How to tackle Cyber-bullying
Ever since the advent of the internet, human beings have been able to communicate with each other in a virtual world which offers them anonymity and unlimited access to resources. Cyber bullying refers to any online behavior which threatens the emotional and physical well-being of another person using websites, social networking sites, online discussion forums and other online avenues where communication is possible. Cyber bullying is prevalent worldwide, and statistics show that it can result in a number of behavioral problems for those who are targeted online if not addressed correctly. The recent suicides of some young teenagers who were continuously threatened and even blackmailed online, increases the urgency for awareness and advocacy information to reach not only teenagers but also their parents, who should be aware of the “dark” side of the virtual world.
Recently, a study carried out by Microsoft titled “Global Youth Online Survey” revealed the following; India ranked third among 25 countries in context with the number of children, aged 8 to 17, who stated that they had been victims of cyber-bullying. In another survey carried out by Ipsos, a global research firm, India was ranked among 24 countries as having the highest number of cyber-bullying cases among children who had access to mobile phones and the internet.
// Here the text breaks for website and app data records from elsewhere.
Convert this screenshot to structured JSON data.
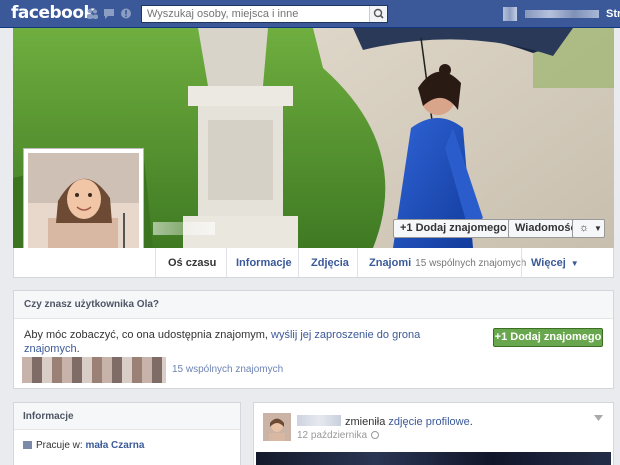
{
  "topbar": {
    "logo": "facebook",
    "search_placeholder": "Wyszukaj osoby, miejsca i inne",
    "right_link": "Stro"
  },
  "cover": {
    "add_friend_label": "Dodaj znajomego",
    "message_label": "Wiadomość",
    "gear_symbol": "☼",
    "caret_symbol": "▼"
  },
  "nav": {
    "timeline": "Oś czasu",
    "about": "Informacje",
    "photos": "Zdjęcia",
    "friends": "Znajomi",
    "friends_sub": "15 wspólnych znajomych",
    "more": "Więcej",
    "more_caret": "▼"
  },
  "friend_box": {
    "heading": "Czy znasz użytkownika Ola?",
    "text_prefix": "Aby móc zobaczyć, co ona udostępnia znajomym,",
    "text_link": "wyślij jej zaproszenie do grona znajomych",
    "text_suffix": ".",
    "button_label": "Dodaj znajomego",
    "mutual_friends": "15 wspólnych znajomych"
  },
  "info_card": {
    "heading": "Informacje",
    "work_prefix": "Pracuje w:",
    "work_link": "mała Czarna"
  },
  "post": {
    "action_text": "zmieniła",
    "action_link": "zdjęcie profilowe",
    "action_suffix": ".",
    "date": "12 października"
  },
  "colors": {
    "topbar": "#3b5998",
    "link": "#3b5998",
    "green_button": "#69a74e",
    "page_background": "#e9ebee"
  }
}
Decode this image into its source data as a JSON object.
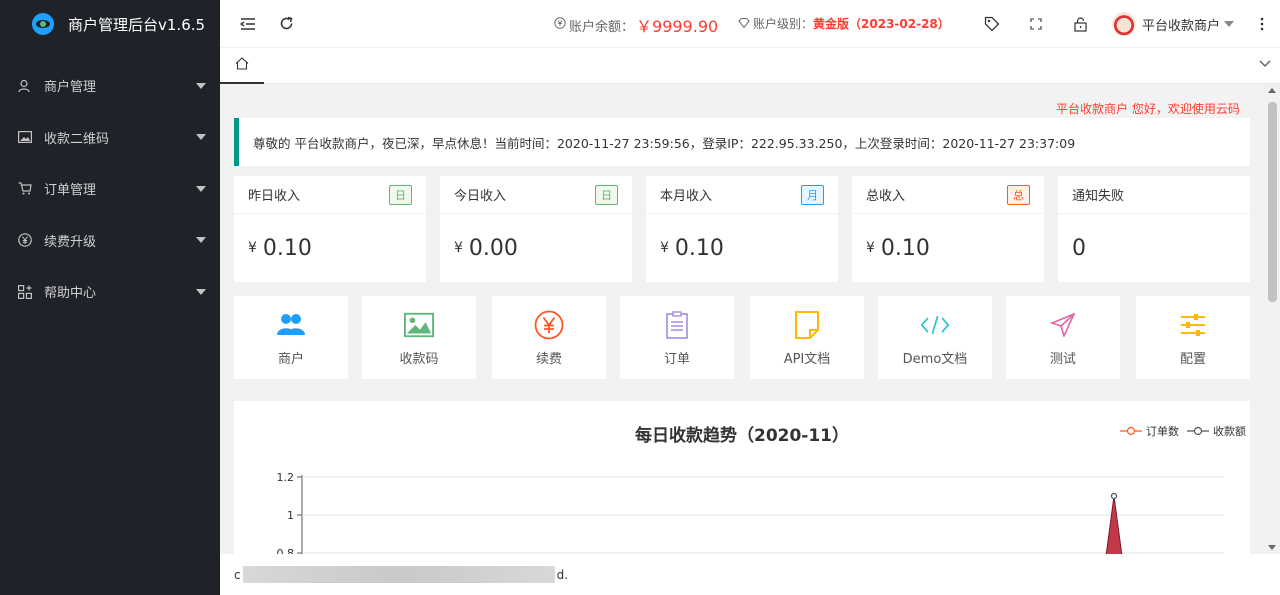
{
  "app": {
    "title": "商户管理后台v1.6.5"
  },
  "sidebar": {
    "items": [
      {
        "label": "商户管理",
        "icon": "user-icon"
      },
      {
        "label": "收款二维码",
        "icon": "image-icon"
      },
      {
        "label": "订单管理",
        "icon": "cart-icon"
      },
      {
        "label": "续费升级",
        "icon": "yen-icon"
      },
      {
        "label": "帮助中心",
        "icon": "apps-icon"
      }
    ]
  },
  "header": {
    "balance_label": "账户余额：",
    "balance_value": "￥9999.90",
    "level_label": "账户级别：",
    "level_value": "黄金版（2023-02-28）",
    "user_name": "平台收款商户"
  },
  "marquee": "平台收款商户 您好，欢迎使用云码",
  "notice": "尊敬的 平台收款商户，夜已深，早点休息！当前时间：2020-11-27 23:59:56，登录IP：222.95.33.250，上次登录时间：2020-11-27 23:37:09",
  "stats": [
    {
      "label": "昨日收入",
      "badge": "日",
      "badge_color": "#5fb878",
      "currency": "¥",
      "value": "0.10"
    },
    {
      "label": "今日收入",
      "badge": "日",
      "badge_color": "#5fb878",
      "currency": "¥",
      "value": "0.00"
    },
    {
      "label": "本月收入",
      "badge": "月",
      "badge_color": "#1e9fff",
      "currency": "¥",
      "value": "0.10"
    },
    {
      "label": "总收入",
      "badge": "总",
      "badge_color": "#ff5722",
      "currency": "¥",
      "value": "0.10"
    },
    {
      "label": "通知失败",
      "badge": "",
      "badge_color": "",
      "currency": "",
      "value": "0"
    }
  ],
  "quick": [
    {
      "label": "商户",
      "icon": "users-icon",
      "color": "#1e9fff"
    },
    {
      "label": "收款码",
      "icon": "picture-icon",
      "color": "#5fb878"
    },
    {
      "label": "续费",
      "icon": "yen-circle-icon",
      "color": "#ff5722"
    },
    {
      "label": "订单",
      "icon": "clipboard-icon",
      "color": "#a28be8"
    },
    {
      "label": "API文档",
      "icon": "document-icon",
      "color": "#ffb800"
    },
    {
      "label": "Demo文档",
      "icon": "code-icon",
      "color": "#2ec7c9"
    },
    {
      "label": "测试",
      "icon": "send-icon",
      "color": "#e066a3"
    },
    {
      "label": "配置",
      "icon": "sliders-icon",
      "color": "#ffb800"
    }
  ],
  "chart_data": {
    "type": "line",
    "title": "每日收款趋势（2020-11）",
    "series": [
      {
        "name": "订单数",
        "color": "#ff5722"
      },
      {
        "name": "收款额",
        "color": "#555555",
        "peak_value": 1.1
      }
    ],
    "y_ticks": [
      "1.2",
      "1",
      "0.8"
    ],
    "ylim": [
      0.8,
      1.2
    ],
    "grid": true,
    "legend_position": "top-right"
  },
  "footer": {
    "prefix": "c",
    "suffix": "d."
  }
}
Legally speaking in the Indian context, cyber law falls under the Information Technology Act of the IPC (Indian Penal Code), and anyone who is found guilty of harassing; threatening, or making age inappropriate insinuations online faces a hefty fine and a prison term of up to 3 years. However, this law has faced criticism due to a number of loopholes and is currently being amended in order to keep up with the increasingly diverse means by which cyber-bullying can be carried out. This includes chat applications for mobile phones which are now being misused by offenders, and online relationships via social networking sites which often lead to blackmail threats and stalking once the relationship sours.
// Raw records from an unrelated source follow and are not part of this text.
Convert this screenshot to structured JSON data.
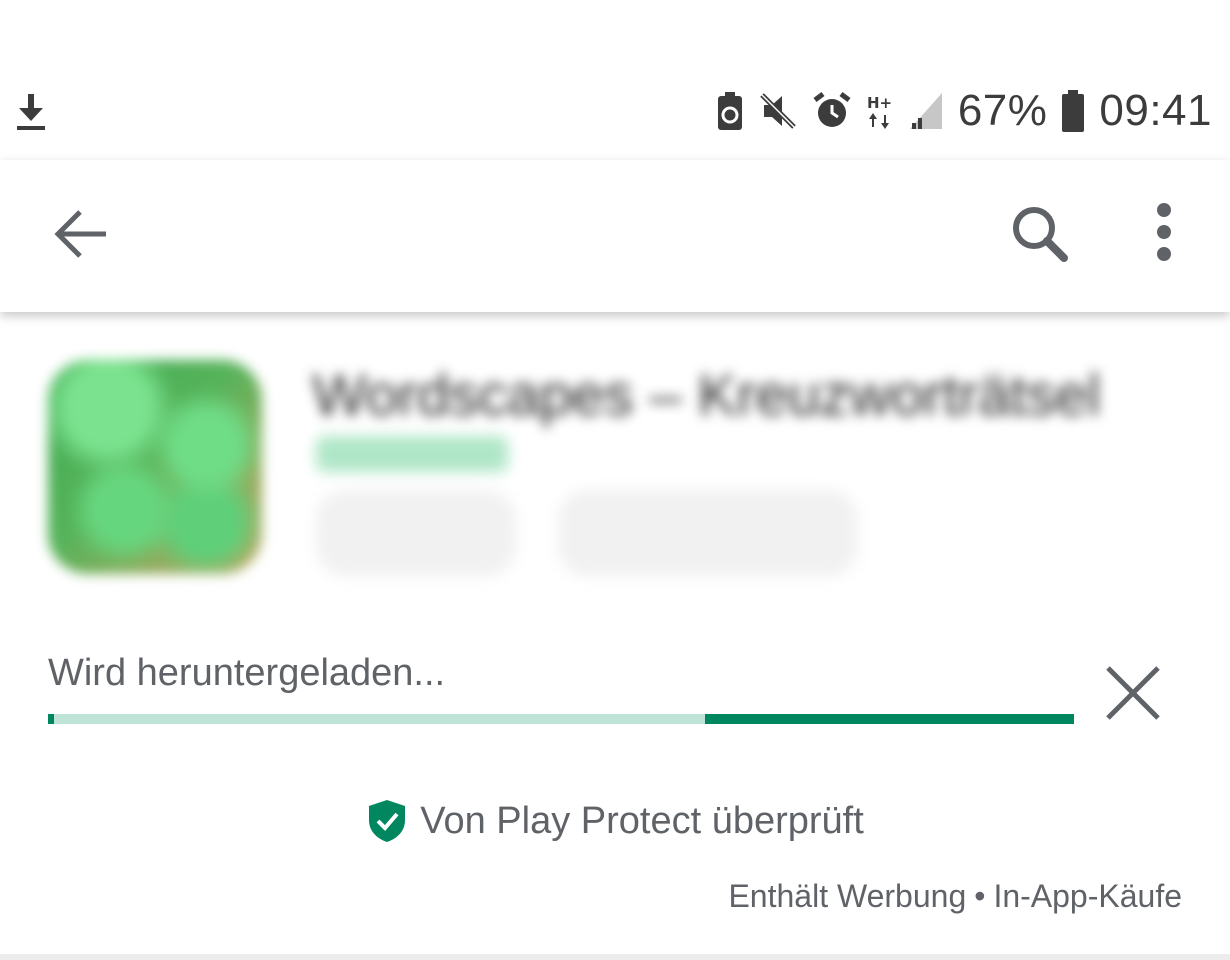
{
  "status_bar": {
    "battery_percent": "67%",
    "time": "09:41",
    "network_type": "H+",
    "icons": [
      "download-icon",
      "battery-saver-icon",
      "mute-icon",
      "alarm-icon",
      "network-type-icon",
      "signal-icon",
      "battery-icon"
    ]
  },
  "app_bar": {
    "icons": [
      "back-arrow-icon",
      "search-icon",
      "more-vert-icon"
    ]
  },
  "app_header": {
    "title": "Wordscapes – Kreuzworträtsel",
    "developer": "",
    "chips": [
      "",
      ""
    ]
  },
  "download": {
    "status": "Wird heruntergeladen...",
    "progress_fraction": 0.36,
    "colors": {
      "track": "#bfe3d6",
      "fill": "#01875f"
    }
  },
  "play_protect": {
    "label": "Von Play Protect überprüft",
    "shield_color": "#01875f"
  },
  "ad_info": {
    "ads": "Enthält Werbung",
    "separator": "•",
    "iap": "In-App-Käufe"
  }
}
Another shocking but relevant factor associated with cyber-bullying is the age and social profile of the people who perpetrate it. Offenders ages range from a tender 8 years of age and there is no upward limit. Peer pressure, offline bullying at school and work, and other issues are often fought out online through popular social networking sites, blogs and discussion forums, with coarse, hurtful language, character assassination, and often, by posting morphed, offensive photos of the targeted person which cause much emotional distress. Studies carried out on cyber-bullying reveal that 50% of all offenders do it for “fun”, and do not consider the ramifications of their actions, some of which are tragic. Additionally, only 29% of parents have counseled their children on online etiquette, and have warned them about the dangers of the internet.
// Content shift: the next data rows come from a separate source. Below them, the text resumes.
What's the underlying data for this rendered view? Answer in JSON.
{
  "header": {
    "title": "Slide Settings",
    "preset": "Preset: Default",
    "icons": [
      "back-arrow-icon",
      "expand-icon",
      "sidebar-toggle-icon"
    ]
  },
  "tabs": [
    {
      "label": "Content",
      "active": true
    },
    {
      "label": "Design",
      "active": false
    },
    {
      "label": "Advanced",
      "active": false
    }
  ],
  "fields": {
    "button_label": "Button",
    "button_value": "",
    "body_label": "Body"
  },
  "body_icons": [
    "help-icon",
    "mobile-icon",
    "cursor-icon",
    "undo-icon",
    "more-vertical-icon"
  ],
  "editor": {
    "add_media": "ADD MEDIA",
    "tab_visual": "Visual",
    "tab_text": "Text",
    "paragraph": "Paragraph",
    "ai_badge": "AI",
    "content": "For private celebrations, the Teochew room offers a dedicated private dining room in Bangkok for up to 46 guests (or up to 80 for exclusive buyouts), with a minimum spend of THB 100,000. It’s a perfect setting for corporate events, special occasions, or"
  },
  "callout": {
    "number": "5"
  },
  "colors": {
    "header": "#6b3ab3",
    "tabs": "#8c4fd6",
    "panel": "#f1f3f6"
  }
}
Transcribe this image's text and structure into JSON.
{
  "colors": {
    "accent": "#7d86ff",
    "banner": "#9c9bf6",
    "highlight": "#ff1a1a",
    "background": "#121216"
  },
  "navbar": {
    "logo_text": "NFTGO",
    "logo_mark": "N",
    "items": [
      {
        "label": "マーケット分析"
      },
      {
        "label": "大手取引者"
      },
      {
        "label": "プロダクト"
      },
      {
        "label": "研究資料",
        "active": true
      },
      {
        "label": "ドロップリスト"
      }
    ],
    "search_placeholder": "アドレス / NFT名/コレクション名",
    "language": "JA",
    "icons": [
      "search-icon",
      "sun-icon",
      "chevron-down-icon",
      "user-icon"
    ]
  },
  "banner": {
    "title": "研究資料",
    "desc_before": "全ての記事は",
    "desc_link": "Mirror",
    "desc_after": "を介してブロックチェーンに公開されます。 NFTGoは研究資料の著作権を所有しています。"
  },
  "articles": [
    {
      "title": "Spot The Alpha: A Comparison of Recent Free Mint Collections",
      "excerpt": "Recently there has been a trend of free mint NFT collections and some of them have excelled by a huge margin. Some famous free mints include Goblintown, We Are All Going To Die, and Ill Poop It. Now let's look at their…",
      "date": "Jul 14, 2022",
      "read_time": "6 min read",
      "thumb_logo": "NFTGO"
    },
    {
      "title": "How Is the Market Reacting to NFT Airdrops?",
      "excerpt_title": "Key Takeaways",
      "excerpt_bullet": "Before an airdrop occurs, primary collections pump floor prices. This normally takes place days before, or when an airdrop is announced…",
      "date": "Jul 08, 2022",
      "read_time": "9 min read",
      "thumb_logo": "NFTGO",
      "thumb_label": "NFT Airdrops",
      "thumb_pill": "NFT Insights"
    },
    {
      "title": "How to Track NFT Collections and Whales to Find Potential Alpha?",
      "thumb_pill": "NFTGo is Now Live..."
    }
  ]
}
One of the most effective means by which parents can protect their children from the dangers of cyber-bullying is by being open with them about it. The internet has become an ingrained part of most people’s lifestyles, and while talking about the dangers of it is not exactly dinner table conversation, it is better to prepare ones loved ones and support them fully in case of a situation, rather than be shrouded in ignorance and silence, and then have to deal with the consequences of online harassment. The recent suicide of 14-year-old teenager who was unable to handle bullying and blackmail at the hands of an online “friend” [who later turned out to be an online predator] should serve as a wake up call to Indian families, millions of whom are online and enjoying the benefits of social networking.